= Task prompt =
In the records that follow, locate every line with "screenshot" and extract it.

= Data for analysis =
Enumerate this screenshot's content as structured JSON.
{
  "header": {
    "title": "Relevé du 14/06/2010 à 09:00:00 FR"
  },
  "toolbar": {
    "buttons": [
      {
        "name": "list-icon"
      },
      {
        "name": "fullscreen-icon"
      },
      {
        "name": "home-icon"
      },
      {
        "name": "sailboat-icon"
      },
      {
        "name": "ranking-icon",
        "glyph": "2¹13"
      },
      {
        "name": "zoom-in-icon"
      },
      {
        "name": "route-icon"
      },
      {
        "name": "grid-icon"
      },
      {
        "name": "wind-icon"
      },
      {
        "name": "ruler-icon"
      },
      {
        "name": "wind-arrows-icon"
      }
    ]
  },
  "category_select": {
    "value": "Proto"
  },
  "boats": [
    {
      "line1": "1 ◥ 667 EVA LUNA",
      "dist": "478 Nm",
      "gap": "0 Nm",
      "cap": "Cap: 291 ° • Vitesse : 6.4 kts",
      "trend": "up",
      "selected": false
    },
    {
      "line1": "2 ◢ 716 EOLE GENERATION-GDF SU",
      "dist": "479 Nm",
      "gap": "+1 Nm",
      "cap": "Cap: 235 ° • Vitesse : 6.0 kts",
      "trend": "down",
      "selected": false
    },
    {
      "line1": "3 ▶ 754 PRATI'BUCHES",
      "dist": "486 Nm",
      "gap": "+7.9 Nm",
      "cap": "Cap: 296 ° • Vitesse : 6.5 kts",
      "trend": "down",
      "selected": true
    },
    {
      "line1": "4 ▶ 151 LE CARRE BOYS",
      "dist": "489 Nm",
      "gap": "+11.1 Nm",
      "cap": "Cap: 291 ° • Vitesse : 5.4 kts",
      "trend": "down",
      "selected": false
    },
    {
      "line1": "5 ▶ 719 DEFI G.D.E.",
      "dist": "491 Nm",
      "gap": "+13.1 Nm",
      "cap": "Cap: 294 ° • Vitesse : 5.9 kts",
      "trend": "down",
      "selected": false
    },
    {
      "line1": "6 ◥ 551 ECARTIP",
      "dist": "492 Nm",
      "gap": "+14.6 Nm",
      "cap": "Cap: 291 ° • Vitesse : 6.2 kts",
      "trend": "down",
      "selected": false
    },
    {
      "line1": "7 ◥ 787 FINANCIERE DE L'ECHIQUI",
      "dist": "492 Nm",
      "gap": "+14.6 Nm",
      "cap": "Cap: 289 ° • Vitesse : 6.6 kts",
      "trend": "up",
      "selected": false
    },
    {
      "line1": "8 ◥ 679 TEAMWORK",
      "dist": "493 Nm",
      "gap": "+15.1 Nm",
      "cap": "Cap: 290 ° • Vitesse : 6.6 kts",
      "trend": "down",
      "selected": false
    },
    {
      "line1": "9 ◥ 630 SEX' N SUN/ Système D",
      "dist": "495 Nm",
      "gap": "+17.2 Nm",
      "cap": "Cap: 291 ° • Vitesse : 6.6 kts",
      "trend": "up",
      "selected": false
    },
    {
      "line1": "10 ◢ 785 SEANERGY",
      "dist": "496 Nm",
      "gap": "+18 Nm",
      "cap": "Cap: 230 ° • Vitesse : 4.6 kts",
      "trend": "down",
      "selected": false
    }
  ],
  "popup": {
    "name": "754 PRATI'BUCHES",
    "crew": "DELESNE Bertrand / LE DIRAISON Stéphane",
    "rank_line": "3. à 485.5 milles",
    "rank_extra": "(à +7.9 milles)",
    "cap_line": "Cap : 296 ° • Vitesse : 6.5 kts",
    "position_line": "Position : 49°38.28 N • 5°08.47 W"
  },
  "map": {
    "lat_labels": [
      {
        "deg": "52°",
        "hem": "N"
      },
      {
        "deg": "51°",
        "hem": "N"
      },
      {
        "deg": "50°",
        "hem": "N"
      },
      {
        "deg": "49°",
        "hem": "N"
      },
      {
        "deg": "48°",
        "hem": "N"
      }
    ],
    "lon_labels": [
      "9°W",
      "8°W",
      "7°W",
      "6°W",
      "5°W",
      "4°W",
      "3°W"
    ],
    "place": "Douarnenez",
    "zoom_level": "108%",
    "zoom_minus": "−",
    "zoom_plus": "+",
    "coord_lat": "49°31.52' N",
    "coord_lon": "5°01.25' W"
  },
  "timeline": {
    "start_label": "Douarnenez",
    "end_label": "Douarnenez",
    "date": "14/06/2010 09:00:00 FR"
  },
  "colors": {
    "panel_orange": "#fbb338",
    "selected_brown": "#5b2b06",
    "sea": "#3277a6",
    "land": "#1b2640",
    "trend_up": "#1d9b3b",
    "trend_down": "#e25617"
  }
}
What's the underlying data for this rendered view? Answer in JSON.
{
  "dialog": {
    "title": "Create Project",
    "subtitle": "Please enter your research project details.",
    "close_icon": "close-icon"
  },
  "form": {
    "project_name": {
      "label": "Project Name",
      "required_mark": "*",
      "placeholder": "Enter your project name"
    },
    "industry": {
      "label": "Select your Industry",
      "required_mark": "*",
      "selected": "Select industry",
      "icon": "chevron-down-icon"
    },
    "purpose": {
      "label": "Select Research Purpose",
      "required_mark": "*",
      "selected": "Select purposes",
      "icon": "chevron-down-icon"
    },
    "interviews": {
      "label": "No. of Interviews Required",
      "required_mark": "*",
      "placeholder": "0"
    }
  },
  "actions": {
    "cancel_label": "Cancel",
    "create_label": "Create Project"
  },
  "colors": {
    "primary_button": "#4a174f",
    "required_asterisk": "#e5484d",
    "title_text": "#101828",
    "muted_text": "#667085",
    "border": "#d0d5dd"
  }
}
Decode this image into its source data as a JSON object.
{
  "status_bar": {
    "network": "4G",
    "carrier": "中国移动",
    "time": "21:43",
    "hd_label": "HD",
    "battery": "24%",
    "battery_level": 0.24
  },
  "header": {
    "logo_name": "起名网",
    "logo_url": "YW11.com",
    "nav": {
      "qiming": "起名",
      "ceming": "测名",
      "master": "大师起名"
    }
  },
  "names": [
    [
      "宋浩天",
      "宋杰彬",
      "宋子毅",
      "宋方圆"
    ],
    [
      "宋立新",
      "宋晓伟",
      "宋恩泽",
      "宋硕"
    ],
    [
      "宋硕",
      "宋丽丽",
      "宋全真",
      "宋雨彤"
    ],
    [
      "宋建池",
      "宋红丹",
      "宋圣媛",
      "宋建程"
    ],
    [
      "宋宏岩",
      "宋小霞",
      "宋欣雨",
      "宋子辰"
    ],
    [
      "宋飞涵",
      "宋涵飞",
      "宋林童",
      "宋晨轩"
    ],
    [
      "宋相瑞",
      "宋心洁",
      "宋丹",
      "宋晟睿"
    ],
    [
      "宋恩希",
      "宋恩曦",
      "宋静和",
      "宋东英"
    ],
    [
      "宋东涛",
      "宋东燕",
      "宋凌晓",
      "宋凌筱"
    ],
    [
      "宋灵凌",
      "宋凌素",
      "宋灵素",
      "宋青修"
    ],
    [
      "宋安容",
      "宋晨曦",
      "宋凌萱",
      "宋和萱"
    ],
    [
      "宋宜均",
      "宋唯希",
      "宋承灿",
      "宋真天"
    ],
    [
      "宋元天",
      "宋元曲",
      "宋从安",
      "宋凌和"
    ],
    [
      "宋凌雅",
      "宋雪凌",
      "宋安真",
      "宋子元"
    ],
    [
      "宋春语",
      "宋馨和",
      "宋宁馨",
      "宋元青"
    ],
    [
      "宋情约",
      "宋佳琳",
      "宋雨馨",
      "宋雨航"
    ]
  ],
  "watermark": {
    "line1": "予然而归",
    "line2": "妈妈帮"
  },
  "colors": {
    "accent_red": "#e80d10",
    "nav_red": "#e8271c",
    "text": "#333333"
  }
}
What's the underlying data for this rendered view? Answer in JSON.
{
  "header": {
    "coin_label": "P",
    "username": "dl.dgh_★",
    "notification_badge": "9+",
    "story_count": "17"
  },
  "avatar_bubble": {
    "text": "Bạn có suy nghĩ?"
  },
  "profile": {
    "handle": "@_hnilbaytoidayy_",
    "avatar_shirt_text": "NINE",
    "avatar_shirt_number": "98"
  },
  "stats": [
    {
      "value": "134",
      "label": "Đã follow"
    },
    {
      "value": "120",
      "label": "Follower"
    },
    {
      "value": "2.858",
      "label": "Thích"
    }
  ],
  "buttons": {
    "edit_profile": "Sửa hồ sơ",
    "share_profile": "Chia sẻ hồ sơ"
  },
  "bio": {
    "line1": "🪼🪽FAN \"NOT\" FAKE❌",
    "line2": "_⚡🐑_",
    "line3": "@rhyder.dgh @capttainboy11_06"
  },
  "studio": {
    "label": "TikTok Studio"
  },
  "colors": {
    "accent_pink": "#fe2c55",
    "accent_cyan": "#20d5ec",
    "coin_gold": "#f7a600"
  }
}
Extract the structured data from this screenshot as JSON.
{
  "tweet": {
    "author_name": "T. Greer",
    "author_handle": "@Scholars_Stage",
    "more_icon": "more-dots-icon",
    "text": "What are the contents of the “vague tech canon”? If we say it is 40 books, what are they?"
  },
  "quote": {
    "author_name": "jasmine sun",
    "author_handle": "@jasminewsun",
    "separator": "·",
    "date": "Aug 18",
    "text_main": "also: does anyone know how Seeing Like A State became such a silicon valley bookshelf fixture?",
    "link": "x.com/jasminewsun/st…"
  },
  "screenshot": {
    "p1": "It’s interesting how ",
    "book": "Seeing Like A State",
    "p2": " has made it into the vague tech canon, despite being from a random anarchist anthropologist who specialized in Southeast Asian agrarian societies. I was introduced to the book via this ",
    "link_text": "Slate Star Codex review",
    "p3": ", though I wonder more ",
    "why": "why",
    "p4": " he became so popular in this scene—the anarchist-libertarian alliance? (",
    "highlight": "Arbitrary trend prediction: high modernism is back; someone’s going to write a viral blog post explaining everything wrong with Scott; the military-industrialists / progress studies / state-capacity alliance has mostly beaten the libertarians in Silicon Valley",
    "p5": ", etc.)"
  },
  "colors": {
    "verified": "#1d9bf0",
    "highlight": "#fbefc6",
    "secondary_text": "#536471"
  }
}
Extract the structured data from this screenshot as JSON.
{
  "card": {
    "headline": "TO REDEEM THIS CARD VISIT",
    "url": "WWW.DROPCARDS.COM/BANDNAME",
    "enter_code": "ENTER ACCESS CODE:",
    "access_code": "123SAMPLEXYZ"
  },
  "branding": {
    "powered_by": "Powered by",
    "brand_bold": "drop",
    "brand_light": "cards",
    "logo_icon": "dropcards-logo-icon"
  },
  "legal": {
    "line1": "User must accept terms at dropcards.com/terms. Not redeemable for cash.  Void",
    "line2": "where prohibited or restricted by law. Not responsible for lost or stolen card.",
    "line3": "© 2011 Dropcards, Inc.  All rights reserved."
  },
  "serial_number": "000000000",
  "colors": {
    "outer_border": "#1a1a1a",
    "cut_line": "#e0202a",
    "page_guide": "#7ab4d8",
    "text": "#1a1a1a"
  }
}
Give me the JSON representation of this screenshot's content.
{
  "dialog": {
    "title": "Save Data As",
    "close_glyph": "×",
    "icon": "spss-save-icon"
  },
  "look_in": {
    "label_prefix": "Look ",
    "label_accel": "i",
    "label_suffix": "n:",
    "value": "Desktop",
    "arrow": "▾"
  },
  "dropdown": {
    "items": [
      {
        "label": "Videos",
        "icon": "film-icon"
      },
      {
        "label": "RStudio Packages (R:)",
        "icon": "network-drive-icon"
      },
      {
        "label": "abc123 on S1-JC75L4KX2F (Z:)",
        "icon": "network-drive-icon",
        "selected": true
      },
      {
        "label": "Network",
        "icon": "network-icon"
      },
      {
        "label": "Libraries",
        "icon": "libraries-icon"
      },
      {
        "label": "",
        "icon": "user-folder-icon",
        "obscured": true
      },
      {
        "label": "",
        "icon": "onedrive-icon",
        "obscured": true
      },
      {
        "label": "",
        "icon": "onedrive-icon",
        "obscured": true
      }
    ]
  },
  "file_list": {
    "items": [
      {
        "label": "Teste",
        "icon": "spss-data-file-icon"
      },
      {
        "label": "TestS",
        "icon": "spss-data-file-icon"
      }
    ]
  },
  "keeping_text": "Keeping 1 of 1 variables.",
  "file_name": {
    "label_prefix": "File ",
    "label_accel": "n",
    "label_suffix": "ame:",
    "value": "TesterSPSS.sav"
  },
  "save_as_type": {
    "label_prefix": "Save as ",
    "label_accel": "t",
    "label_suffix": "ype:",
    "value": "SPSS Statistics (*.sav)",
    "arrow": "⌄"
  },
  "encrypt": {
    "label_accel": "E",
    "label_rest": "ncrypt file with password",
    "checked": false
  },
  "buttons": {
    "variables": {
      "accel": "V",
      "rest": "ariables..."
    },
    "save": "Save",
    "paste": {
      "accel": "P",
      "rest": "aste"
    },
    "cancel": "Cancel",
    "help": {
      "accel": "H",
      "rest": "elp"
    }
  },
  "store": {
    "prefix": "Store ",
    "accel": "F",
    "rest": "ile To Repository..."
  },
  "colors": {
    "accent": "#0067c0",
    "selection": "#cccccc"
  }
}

= Your solution =
Enumerate this screenshot's content as structured JSON.
Extract the structured data from this screenshot as JSON.
  "screenshot": {
Extract the structured data from this screenshot as JSON.
Give me the JSON representation of this screenshot's content.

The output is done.